B.E. Assessment

Policies for PSD in Indonesia, ADB Institute, 2006

    Description
    This paper surveys the historical evolution of private sector development in Indonesia in the post independence period, with a particular focus on policy towards foreign investment and small enterprises.

    During the early years of independence in the 1950s policies were mainly aimed at countering the economic dominance of Dutch business and ethnic Chinese economic interests. Affirmative programs were used to advance the interests of indigenous (pribumi) entrepreneurs. However, with the introduction of President Sukarno's "Guided Democracy and Guided Economy" policy, state-owned enterprises were promoted as the pillars of an Indonesian-style socialist economy.

    During the Soeharto era these policies were reversed and the role of private entrepreneurs, including ethnic Chinese, was again promoted. However, instead of fostering a healthy development of the private sector, the New Order nurtured the growth of a dependent capitalist class of client entrepreneurs through patronage, and preferential treatment was not given based on good economic performance.

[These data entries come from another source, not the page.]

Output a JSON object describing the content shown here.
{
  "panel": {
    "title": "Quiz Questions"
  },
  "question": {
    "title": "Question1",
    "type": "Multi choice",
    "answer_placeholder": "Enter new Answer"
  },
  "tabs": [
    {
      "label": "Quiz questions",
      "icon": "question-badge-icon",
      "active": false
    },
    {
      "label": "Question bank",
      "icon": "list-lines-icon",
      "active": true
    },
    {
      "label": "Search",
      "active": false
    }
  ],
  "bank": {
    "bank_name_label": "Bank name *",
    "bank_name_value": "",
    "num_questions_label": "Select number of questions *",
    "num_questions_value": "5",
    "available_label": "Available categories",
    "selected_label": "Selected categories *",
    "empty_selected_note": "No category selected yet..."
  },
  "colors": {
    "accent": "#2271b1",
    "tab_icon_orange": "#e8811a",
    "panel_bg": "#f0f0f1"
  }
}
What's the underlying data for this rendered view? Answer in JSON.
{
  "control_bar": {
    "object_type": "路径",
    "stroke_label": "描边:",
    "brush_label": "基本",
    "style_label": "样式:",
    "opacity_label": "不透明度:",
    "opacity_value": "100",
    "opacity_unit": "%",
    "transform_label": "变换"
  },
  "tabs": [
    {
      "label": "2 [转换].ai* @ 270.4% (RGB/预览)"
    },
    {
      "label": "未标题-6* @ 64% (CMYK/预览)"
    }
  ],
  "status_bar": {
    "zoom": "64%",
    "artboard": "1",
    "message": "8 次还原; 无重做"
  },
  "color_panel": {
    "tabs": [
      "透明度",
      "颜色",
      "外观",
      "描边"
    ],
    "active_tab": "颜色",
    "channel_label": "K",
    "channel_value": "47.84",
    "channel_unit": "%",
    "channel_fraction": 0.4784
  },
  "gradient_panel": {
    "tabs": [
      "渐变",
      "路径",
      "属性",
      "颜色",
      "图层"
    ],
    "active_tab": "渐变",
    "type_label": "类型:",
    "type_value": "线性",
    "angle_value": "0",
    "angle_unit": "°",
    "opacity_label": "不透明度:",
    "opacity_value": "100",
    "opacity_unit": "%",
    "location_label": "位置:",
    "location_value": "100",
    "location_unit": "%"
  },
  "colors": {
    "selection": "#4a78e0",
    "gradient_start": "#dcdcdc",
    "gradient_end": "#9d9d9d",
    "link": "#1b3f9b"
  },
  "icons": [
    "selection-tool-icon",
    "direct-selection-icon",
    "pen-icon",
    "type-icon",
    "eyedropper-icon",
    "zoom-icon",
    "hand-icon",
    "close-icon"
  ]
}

    The New Order government did not have a clear and consistent view of the expected role of foreign direct investment (FDI). Hence, unlike Singapore, Indonesia has not been able to reap the full benefits of FDI, including effective technology transfer and technological upgrading. Since the early 1970s there have been several nation-wide small- and medium-scale enterprise (SME) promotion programs to advance the welfare of economically weak social groups. These programs were largely unsuccessful in nurturing healthy development of viable SMEs. Vigorous private sector development requires the establishment of a favorable investment climate that does not discriminate on the basis of ethnic origin (pribumi versus non-pribumi), size (small versus large firms), or source (domestic investment versus FDI). This should be supported by effective competition policies, including proper enforcement of the New Competition Law of 1999.